Traveling within D.C. is a breeze. The Washington Area Metropolitan Transit Authority - colloquially known as WMATA (wah-mah-tah) - administers the Metrorail and Metrobus lines that extend into southern Maryland and northern Virginia. In 2015, WMATA eliminated paper farecards and introduced the SmarTrip card - a permanent, rechargeable card you can use for both services. You can order your SmarTrip card online or purchase one at any Metrorail station.
The weather in May is a dream! You are sure to want to go for a spin using one of D.C.’s bikeshares. The city has been recognized as one of the best bike cities in America. Not only has the city invested heavily in improving infrastructure for cyclists, they have adopted schemes aimed toward ensuring every child in the district learns how to ride by second grade. Check out our docked (Capital Bikeshare) and dockless (Jump DC, Limebike, or Spin) options.
In D.C., sharing is caring...and lucrative! Rideshare options like Uber, Lyft, and Via can take you all over the city and beyond. Ridesharing is a great way to save on parking, which can get pretty expensive. If you do plan on bringing your own vehicle, however, you might want to download the Parkmobile app, which allows users to pay for parking meters and reserve spaces in advance from their phone.
Things to Do in D.C.
If tourists could sum up their experience in D.C in three words it would be: monuments, memorials, and museums. As residents, we know that this city has so much more to offer and...we’ll be getting into that in our next post! For now, those of you who might not be familiar with D.C. will be interested in hitting all of these eight historical hotspots:
Constructed in two separate phases, the monument as you know it was completed in 1884 and named after America’s first president George Washington. The tower stands as a testament to his legacy, located in the middle of the National Mall.
Fondly remembered as “Honest Abe,” America’s 16th president left behind an enormous legacy that cannot be contained in the 99-foot memorial made in his honor. The Lincoln Memorial is a beautiful structure that stands across from the Reflecting Pool on the west end of the National Mall.
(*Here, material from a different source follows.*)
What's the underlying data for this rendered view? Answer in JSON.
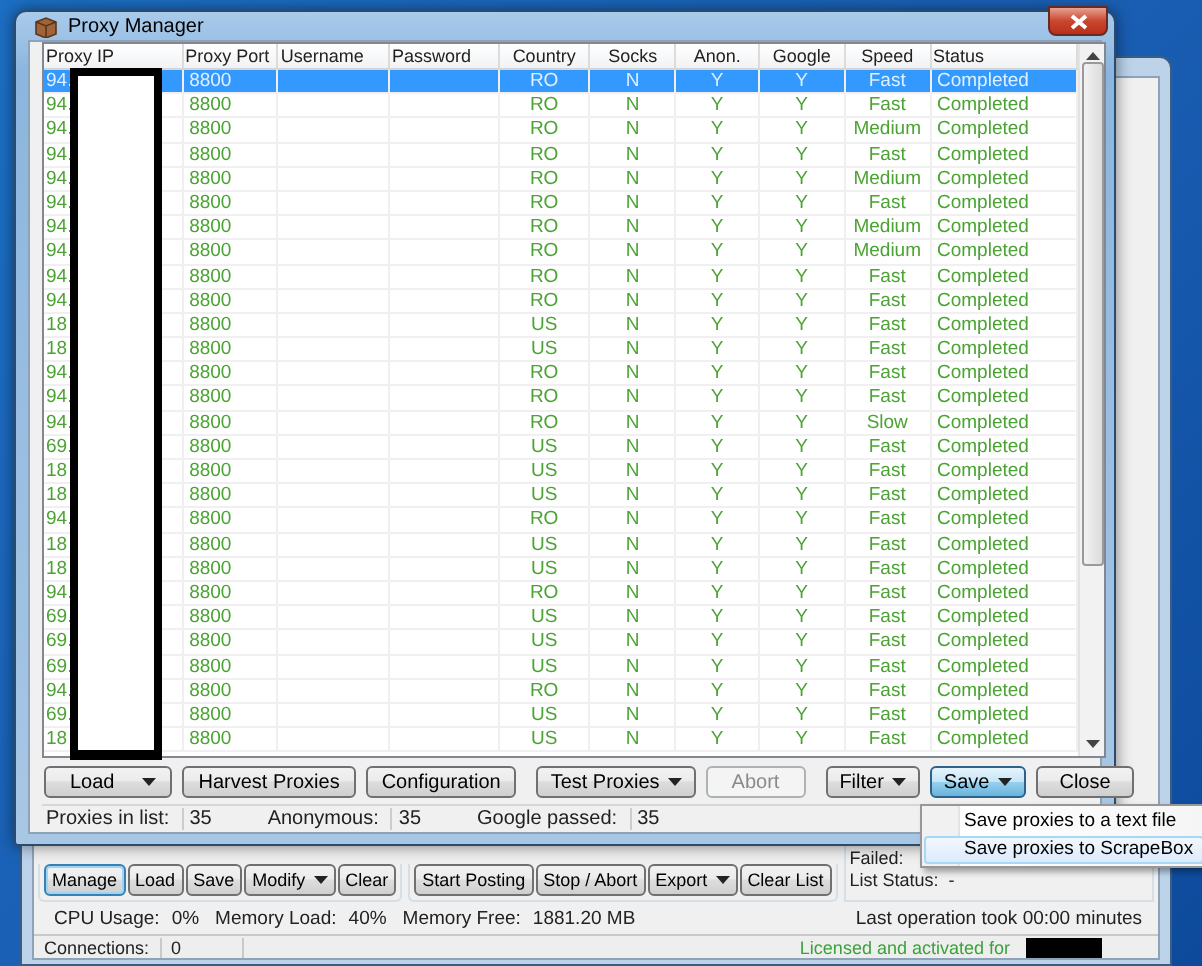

This memorial sits on the Tidal Basin near the world-famous cherry blossoms and features a 19-foot-tall statue of the third U.S. president and writer of the Declaration of Independence. The walls of the monument contain words of his various texts and the gaze of his statue faces the White House. It’s open 24 hours a day, so also take a chance to see it at night!
The seat of the executive branch of American government occupied by every president since John Adams, the White House is a visit every newcomer to D.C. should make at least once. To tour the White House, you will need to set up a reservation well in advance. U.S. citizens may submit public tour requests through their member of Congress, while foreign citizens may contact their embassy in D.C. for assistance in submitting their request.
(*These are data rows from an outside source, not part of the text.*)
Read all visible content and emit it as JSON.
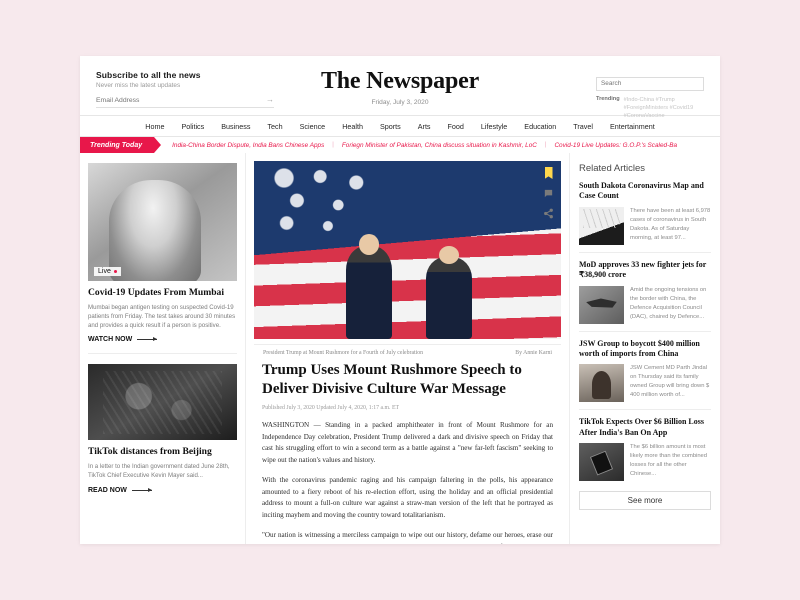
{
  "subscribe": {
    "title": "Subscribe to all the news",
    "subtitle": "Never miss the latest updates",
    "email_placeholder": "Email Address",
    "submit_arrow": "→"
  },
  "brand": {
    "title": "The Newspaper",
    "date": "Friday, July 3, 2020"
  },
  "search": {
    "placeholder": "Search",
    "trending_label": "Trending",
    "trending_tags": "#Indo-China #Trump #ForeignMinisters #Covid19 #CoronaVaccine"
  },
  "nav": {
    "items": [
      {
        "label": "Home"
      },
      {
        "label": "Politics"
      },
      {
        "label": "Business"
      },
      {
        "label": "Tech"
      },
      {
        "label": "Science"
      },
      {
        "label": "Health"
      },
      {
        "label": "Sports"
      },
      {
        "label": "Arts"
      },
      {
        "label": "Food"
      },
      {
        "label": "Lifestyle"
      },
      {
        "label": "Education"
      },
      {
        "label": "Travel"
      },
      {
        "label": "Entertainment"
      }
    ]
  },
  "ticker": {
    "badge": "Trending Today",
    "separator": "|",
    "items": [
      {
        "text": "India-China Border Dispute, India Bans Chinese Apps"
      },
      {
        "text": "Foriegn Minister of Pakistan, China discuss situation in Kashmir, LoC"
      },
      {
        "text": "Covid-19 Live Updates: G.O.P.'s Scaled-Ba"
      }
    ]
  },
  "left_column": {
    "cards": [
      {
        "badge": "Live",
        "title": "Covid-19 Updates From Mumbai",
        "description": "Mumbai began antigen testing on suspected Covid-19 patients from Friday. The test takes around 30 minutes and provides a quick result if a person is positive.",
        "cta": "WATCH NOW"
      },
      {
        "title": "TikTok distances from Beijing",
        "description": "In a letter to the Indian government dated June 28th, TikTok Chief Executive Kevin Mayer said...",
        "cta": "READ NOW"
      }
    ]
  },
  "main_article": {
    "caption": "President Trump at Mount Rushmore for a Fourth of July celebration",
    "credit": "By Annie Karni",
    "headline": "Trump Uses Mount Rushmore Speech to Deliver Divisive Culture War Message",
    "meta": "Published July 3, 2020   Updated July 4, 2020, 1:17 a.m. ET",
    "paragraphs": [
      "WASHINGTON — Standing in a packed amphitheater in front of Mount Rushmore for an Independence Day celebration, President Trump delivered a dark and divisive speech on Friday that cast his struggling effort to win a second term as a battle against a \"new far-left fascism\" seeking to wipe out the nation's values and history.",
      "With the coronavirus pandemic raging and his campaign faltering in the polls, his appearance amounted to a fiery reboot of his re-election effort, using the holiday and an official presidential address to mount a full-on culture war against a straw-man version of the left that he portrayed as inciting mayhem and moving the country toward totalitarianism.",
      "\"Our nation is witnessing a merciless campaign to wipe out our history, defame our heroes, erase our values and indoctrinate our children,\" Mr. Trump said, addressing a packed crowd of sign-waving"
    ],
    "prev_label": "‹",
    "next_label": "›",
    "scroll_label": "⌄"
  },
  "related": {
    "title": "Related Articles",
    "see_more": "See more",
    "items": [
      {
        "headline": "South Dakota Coronavirus Map and Case Count",
        "description": "There have been at least 6,978 cases of coronavirus in South Dakota. As of Saturday morning, at least 97..."
      },
      {
        "headline": "MoD approves 33 new fighter jets for ₹38,900 crore",
        "description": "Amid the ongoing tensions on the border with China, the Defence Acquisition Council (DAC), chaired by Defence..."
      },
      {
        "headline": "JSW Group to boycott $400 million worth of imports from China",
        "description": "JSW Cement MD Parth Jindal on Thursday said its family owned Group will bring down $ 400 million worth of..."
      },
      {
        "headline": "TikTok Expects Over $6 Billion Loss After India's Ban On App",
        "description": "The $6 billion amount is most likely more than the combined losses for all the other Chinese..."
      }
    ]
  },
  "colors": {
    "accent_red": "#e8174a",
    "page_background": "#f7e9ed",
    "bookmark_yellow": "#ffd84d"
  }
}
The most visited national park in America is a 1.9-mile strip of land in the heart of D.C. The best the city has to offer for visitors can be found here, as many museums border the lawn, such as the National Museum of Natural History and the National Air and Space Museum. Many memorials are adjacent to the Mall as well, such as the Martin Luther King, Jr. Memorial, Vietnam War Memorial, and World War II Memorial, just to name a few.
The Smithsonian Institute comprises all 11 museums and galleries located on the National Mall, as well as six others, including the National Zoo. Admission is free for all locations.
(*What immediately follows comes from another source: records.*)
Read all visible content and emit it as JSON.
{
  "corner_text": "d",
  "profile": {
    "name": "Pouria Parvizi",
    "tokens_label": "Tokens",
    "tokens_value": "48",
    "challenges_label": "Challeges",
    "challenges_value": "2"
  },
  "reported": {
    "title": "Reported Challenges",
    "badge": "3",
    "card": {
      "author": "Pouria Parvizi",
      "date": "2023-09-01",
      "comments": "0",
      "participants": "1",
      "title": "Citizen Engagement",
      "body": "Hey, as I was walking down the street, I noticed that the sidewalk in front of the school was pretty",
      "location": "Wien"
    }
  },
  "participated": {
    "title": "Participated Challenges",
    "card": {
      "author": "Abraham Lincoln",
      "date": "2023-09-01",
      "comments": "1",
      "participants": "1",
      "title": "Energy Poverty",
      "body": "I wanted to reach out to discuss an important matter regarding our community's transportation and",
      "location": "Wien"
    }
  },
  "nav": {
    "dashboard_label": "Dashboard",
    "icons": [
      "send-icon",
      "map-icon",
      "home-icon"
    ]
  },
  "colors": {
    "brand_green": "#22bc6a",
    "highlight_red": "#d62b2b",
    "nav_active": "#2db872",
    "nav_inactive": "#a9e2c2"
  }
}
Founded in 1889, the Smithsonian's National Zoo is home to 2,700 animals representing more than 390 species. The zoo has a ton of unique special events, is open all year round, and offers free admission!
Library of Congress
The world’s largest library offers free hour-long guided tours of the Jefferson Building on a first-come, first-served basis without prior reservations. Additionally, the library has a selection of exhibitions, concerts, lectures, and reading rooms to check out.